“I never thought I would find myself on this path, so to be walking in JABSOM, every single day, it’s really a privilege, and I’m really happy to be here,” he said.
To combat the state’s physician shortage, JABSOM welcomes the opportunity to train homegrown students like Carino and, on March 3rd, 2023, held its first Huakaʻi, or “Voyage.”
The event is an organized, streamlined way to establish more connections with Hawaiʻi students like Carino.
“Really, it’s just planting these seeds of ideas that it is a possibility,” said Dr. Jaimie Tom, Associate Director of Admissions at JABSOM. “What goes from being a dream, then becomes a goal, then you have a plan and you have people around you to support you, encourage you to really guide you. It’s really about exploration.”
Dr. Tom assembled the interactive symposium. More than 100 academic advisors and career counselors from middle schools and high schools across Hawaiʻi, including several neighbor islands, made the huakaʻi to Kakaʻako to learn more about how they can plant the seed of a potential career in medicine in their students.
“I think this is a perfect time to re-engage with our community partners and increase the opportunities for our students to have experiences to explore careers in medicine and science,” said Dr. Tom.
The Huakaʻi is something Carino wished existed when he was in high school.
“When I was growing up, the message was out there, but I didn’t hear it. I think that’s the case for many people on this island who don’t have the resources or support. They just don’t know,” Carino said. “Programs and events like these to help outreach to people who otherwise won’t know, this is perfect for them.”
“The value of that is to just get them to think about the possibilities because you don’t know what you don’t know,” Dr. Tom said.
Counselors and administrators got an up-close, hands-on look at various JABSOM programs and departments, including Pre-Health Advising Center, Rural Health, Native Hawaiian Health, and Anatomy.
“These are all departments housed in JABSOM that are doing wonderful things to outreach to the community, so it’s really about showcasing all of our talents here,” said Dr. Tom. “Our former dean, Jerris Hedges, was really about community and reaching out into the community and reaching out to rural areas. I think this perpetuates his legacy and his vision for what this school is meant to be.”
Governor Josh Green, UH President David Lassner, and Board of Education Superintendent Keith Hayashi showed their concerted support by attending and speaking at the JABSOM Huakaʻi.

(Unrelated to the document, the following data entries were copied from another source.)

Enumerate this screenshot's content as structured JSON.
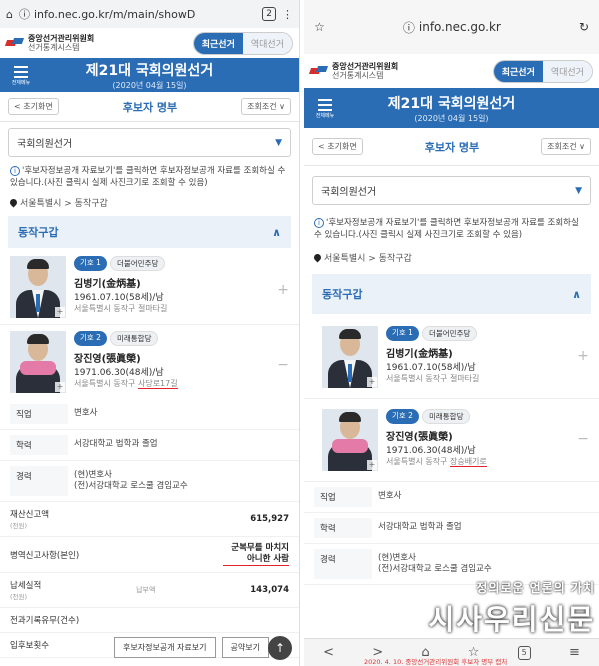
{
  "left": {
    "browser": {
      "url": "info.nec.go.kr/m/main/showD",
      "tab_count": "2",
      "menu": "⋮"
    },
    "site": {
      "org": "중앙선거관리위원회",
      "system": "선거통계시스템",
      "tab_recent": "최근선거",
      "tab_past": "역대선거"
    },
    "header": {
      "menu_label": "전체메뉴",
      "title": "제21대 국회의원선거",
      "date": "(2020년 04월 15일)"
    },
    "subnav": {
      "back": "< 초기화면",
      "title": "후보자 명부",
      "filter": "조회조건 ∨"
    },
    "select_value": "국회의원선거",
    "notice": "'후보자정보공개 자료보기'를 클릭하면 후보자정보공개 자료를 조회하실 수 있습니다.(사진 클릭시 실제 사진크기로 조회할 수 있음)",
    "crumb": "서울특별시 > 동작구갑",
    "district": "동작구갑",
    "candidates": [
      {
        "num": "기호 1",
        "party": "더불어민주당",
        "name": "김병기(金炳基)",
        "birth": "1961.07.10(58세)/남",
        "addr": "서울특별시 동작구 절마타길"
      },
      {
        "num": "기호 2",
        "party": "미래통합당",
        "name": "장진영(張眞榮)",
        "birth": "1971.06.30(48세)/남",
        "addr_prefix": "서울특별시 동작구 ",
        "addr_marked": "사당로17길"
      }
    ],
    "details": [
      {
        "k": "직업",
        "v": "변호사"
      },
      {
        "k": "학력",
        "v": "서강대학교 법학과 졸업"
      },
      {
        "k": "경력",
        "v": "(현)변호사\n(전)서강대학교 로스쿨 겸임교수"
      }
    ],
    "assets": {
      "label": "재산신고액",
      "unit": "(천원)",
      "value": "615,927"
    },
    "military": {
      "label": "병역신고사항(본인)",
      "value": "군복무를 마치지 아니한 사람"
    },
    "tax": {
      "label": "납세실적",
      "unit": "(천원)",
      "sub": "납부액",
      "value": "143,074"
    },
    "criminal": {
      "label": "전과기록유무(건수)"
    },
    "candidacy": {
      "label": "입후보횟수"
    },
    "buttons": {
      "info": "후보자정보공개 자료보기",
      "pledge": "공약보기"
    },
    "up": "↑"
  },
  "right": {
    "browser": {
      "url": "info.nec.go.kr"
    },
    "site": {
      "org": "중앙선거관리위원회",
      "system": "선거통계시스템",
      "tab_recent": "최근선거",
      "tab_past": "역대선거"
    },
    "header": {
      "menu_label": "전체메뉴",
      "title": "제21대 국회의원선거",
      "date": "(2020년 04월 15일)"
    },
    "subnav": {
      "back": "< 초기화면",
      "title": "후보자 명부",
      "filter": "조회조건 ∨"
    },
    "select_value": "국회의원선거",
    "notice": "'후보자정보공개 자료보기'를 클릭하면 후보자정보공개 자료를 조회하실 수 있습니다.(사진 클릭시 실제 사진크기로 조회할 수 있음)",
    "crumb": "서울특별시 > 동작구갑",
    "district": "동작구갑",
    "candidates": [
      {
        "num": "기호 1",
        "party": "더불어민주당",
        "name": "김병기(金炳基)",
        "birth": "1961.07.10(58세)/남",
        "addr": "서울특별시 동작구 절마타길"
      },
      {
        "num": "기호 2",
        "party": "미래통합당",
        "name": "장진영(張眞榮)",
        "birth": "1971.06.30(48세)/남",
        "addr_prefix": "서울특별시 동작구 ",
        "addr_marked": "장승배기로"
      }
    ],
    "details": [
      {
        "k": "직업",
        "v": "변호사"
      },
      {
        "k": "학력",
        "v": "서강대학교 법학과 졸업"
      },
      {
        "k": "경력",
        "v": "(현)변호사\n(전)서강대학교 로스쿨 겸임교수"
      }
    ],
    "watermark": {
      "slogan": "정의로운 언론의 가치",
      "brand": "시사우리신문"
    },
    "footnote": "2020. 4. 10. 중앙선거관리위원회 후보자 명부 캡처",
    "nav": {
      "back": "<",
      "forward": ">",
      "home": "⌂",
      "star": "☆",
      "tabs": "5",
      "menu": "≡"
    }
  }
}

“The fact that they all took time out of their busy schedules to make this a priority speaks volumes to how important this is to everyone in the state. This is about community. It’s about building relationships, partnering and working together, learning to think outside the box, and figuring out ways to collaborate,” said Dr. Tom.
More than 100 education administrators have a better understanding of JABSOM’s programs and departments. The hope is that they will spread the message and start planting the seeds of curiosity and hope in their schools and beyond.
“They can create relationships amongst each other,” Dr. Tom said. “Different schools will now think of ways to partner in the community, and now multiple networks are being built with this. Hopefully, through this Huakaʻi initiative, we can create a virtual hub and be a resource to connect everyone. There’s an endless amount of possibilities for that.”
Browse through our Flickr album, with photos by Janell Agcaoili and Matthew Campbell: